It’s all part of the spirit of cooperation enshrined in the Antarctic Treaty, which is critical in an emergency, but it also has financial and operational advantages, reducing the cost of operating in Antarctica and allowing countries to do more with less.
Australia’s operational capabilities in Antarctica have increased significantly over the past 10 years, since the introduction of intercontinental flights (via the A319) between Hobart and Wilkins Aerodrome in 2007, and increasing use of Twin Otter and Basler aircraft between stations. The A319 allows more people and cargo to flow between Australia and Antarctica, with connections to ships or smaller aircraft once in Antarctica. More recently, the Antarctic Division has partnered with the Royal Australian Air Force to use their heavy-lift C17-A Globemaster to deliver and retrieve heavy vehicles and outsize cargo that’s too big to fit in the A319 (Australian Antarctic Magazine 30: 24–25, 2016). In late 2016, the C17-A was used to airdrop supplies into deep field.
“Aviation has caused a paradigm shift in the way we operate in Antarctica,” Robb says.
“Previously, operations were essentially quarantined to individual stations and run by the station leaders. Now we’re dispatching aircraft from our headquarters at Kingston, and all the stations are heavily connected to each other. So our operations are now more integrated, flexible and busy.”
Things are set to become a whole lot busier with the integration of the new icebreaker into the operations model in 2021 (Australian Antarctic Magazine 31: 2–6, 2016). Robb is also keen to see the Antarctic Division’s traverse capabilities return, and a scoping project is currently underway to determine what an Australian traverse capability might look like.
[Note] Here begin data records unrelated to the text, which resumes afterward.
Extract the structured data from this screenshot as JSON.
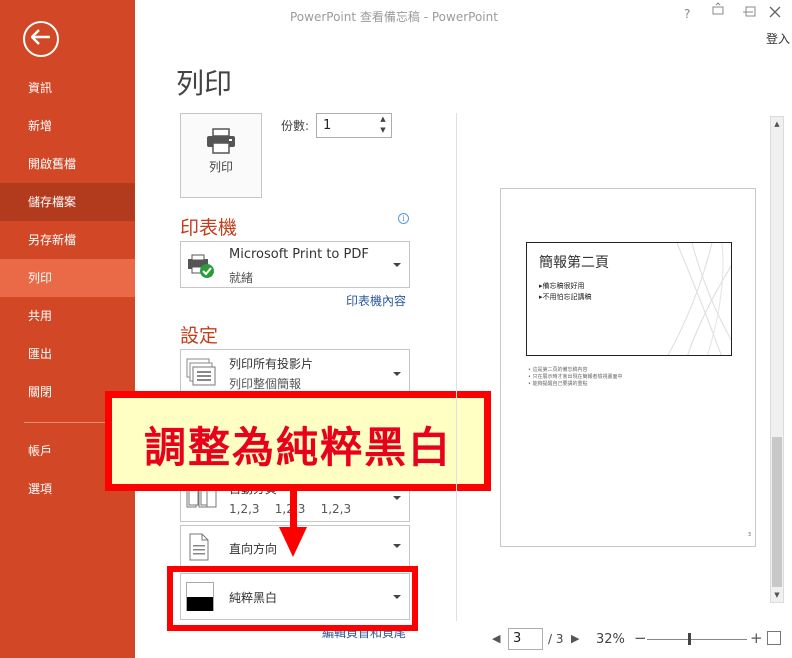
{
  "window": {
    "title": "PowerPoint 查看備忘稿 - PowerPoint",
    "help": "?",
    "signin": "登入"
  },
  "sidebar": {
    "items": [
      {
        "label": "資訊"
      },
      {
        "label": "新增"
      },
      {
        "label": "開啟舊檔"
      },
      {
        "label": "儲存檔案"
      },
      {
        "label": "另存新檔"
      },
      {
        "label": "列印"
      },
      {
        "label": "共用"
      },
      {
        "label": "匯出"
      },
      {
        "label": "關閉"
      },
      {
        "label": "帳戶"
      },
      {
        "label": "選項"
      }
    ],
    "active": "列印",
    "hovered": "儲存檔案"
  },
  "main": {
    "title": "列印",
    "print_button": "列印",
    "copies_label": "份數:",
    "copies_value": "1",
    "printer_heading": "印表機",
    "printer": {
      "name": "Microsoft Print to PDF",
      "status": "就緒"
    },
    "printer_props_link": "印表機內容",
    "settings_heading": "設定",
    "slides": {
      "main": "列印所有投影片",
      "sub": "列印整個簡報"
    },
    "collate": {
      "main": "自動分頁",
      "sub": "1,2,3    1,2,3    1,2,3"
    },
    "orientation": {
      "main": "直向方向"
    },
    "color": {
      "main": "純粹黑白"
    },
    "edit_header_link": "編輯頁首和頁尾"
  },
  "callout": {
    "text": "調整為純粹黑白"
  },
  "preview": {
    "slide_title": "簡報第二頁",
    "bullets": [
      "備忘稿很好用",
      "不用怕忘記講稿"
    ],
    "notes": [
      "這是第二頁的備忘稿內容",
      "只在展示時才會出現在簡報者檢視畫面中",
      "能夠提醒自己要講的重點"
    ],
    "page_number": "3"
  },
  "footer": {
    "current_page": "3",
    "total_pages": "/ 3",
    "zoom": "32%"
  },
  "colors": {
    "sidebar": "#d24726",
    "sidebar_active": "#ea6a47",
    "accent_heading": "#c43e1c",
    "callout_border": "#ff0000",
    "callout_fill": "#ffffc4",
    "callout_text": "#e8001c"
  }
}
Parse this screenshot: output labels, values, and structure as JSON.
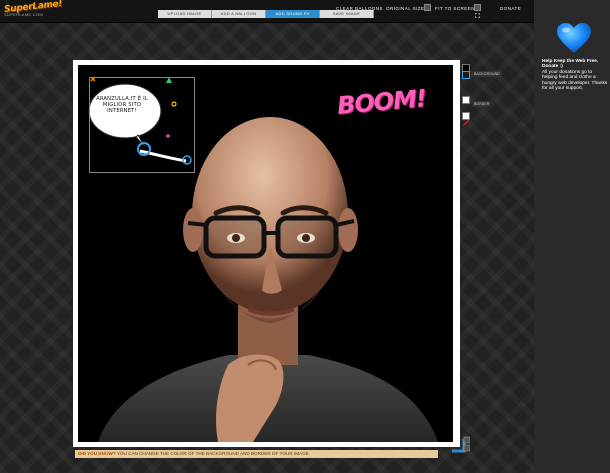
{
  "app": {
    "logo_text": "SuperLame!",
    "logo_sub": "SUPERLAME.COM"
  },
  "topbar": {
    "clear_balloons": "CLEAR BALLOONS",
    "original_size": "ORIGINAL SIZE",
    "fit_to_screen": "FIT TO SCREEN",
    "donate": "DONATE"
  },
  "tabs": [
    {
      "label": "UPLOAD IMAGE",
      "active": false
    },
    {
      "label": "ADD A BALLOON",
      "active": false
    },
    {
      "label": "ADD SOUND FX",
      "active": true
    },
    {
      "label": "SAVE IMAGE",
      "active": false
    }
  ],
  "sidebar": {
    "donate_title": "Help Keep the Web Free. Donate :)",
    "donate_body": "All your donations go to helping feed and clothe a hungry web developer. Thanks for all your support."
  },
  "canvas": {
    "balloon_text": "ARANZULLA.IT È IL MIGLIOR SITO INTERNET!",
    "sound_fx_text": "BOOM!"
  },
  "colors": {
    "accent_orange": "#f7a21b",
    "active_tab": "#2d8fd0",
    "boom_pink": "#ff5fb8",
    "heart_blue": "#1e90ff",
    "handle_blue": "#3aa0e8"
  },
  "options": {
    "background_label": "BACKGROUND",
    "border_label": "BORDER"
  },
  "info_bar": {
    "prefix": "DID YOU KNOW?",
    "text": "YOU CAN CHANGE THE COLOR OF THE BACKGROUND AND BORDER OF YOUR IMAGE."
  },
  "icons": [
    "heart-icon",
    "resize-handle-icon",
    "fit-screen-icon",
    "original-size-icon",
    "close-icon",
    "rotate-icon"
  ]
}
“Getting a traverse capability back will enable us to support deep field projects such as our ambition to drill a million-year old ice core,” Robb says.
“I think a combined aviation-traverse model, such as the one used during our Aurora Basin ice coring project in 2014, would be very powerful. The traverse allows you to get heavy equipment into a remote field site, while people, lighter equipment, and scientific samples can be moved quickly in and out by air.”
It’s an exciting time for the Australian Antarctic Program, with new cooperative arrangements, operational capabilities and technologies coming on-board in rapid succession. It all makes for busier and more complex seasons, which means more pressure points. But Robb says the Antarctic Division team has these covered.
“The last thing I want is for me or anyone else to be the single point of failure. So we’ve put good systems in place to ensure that other people can come in and do my job or other’s. That’s vital for my own health and for the organisation. Technology lets you do an interesting and exciting job wherever you are, but it’s critical that at times you can shut it all down.”
Australian Antarctic Division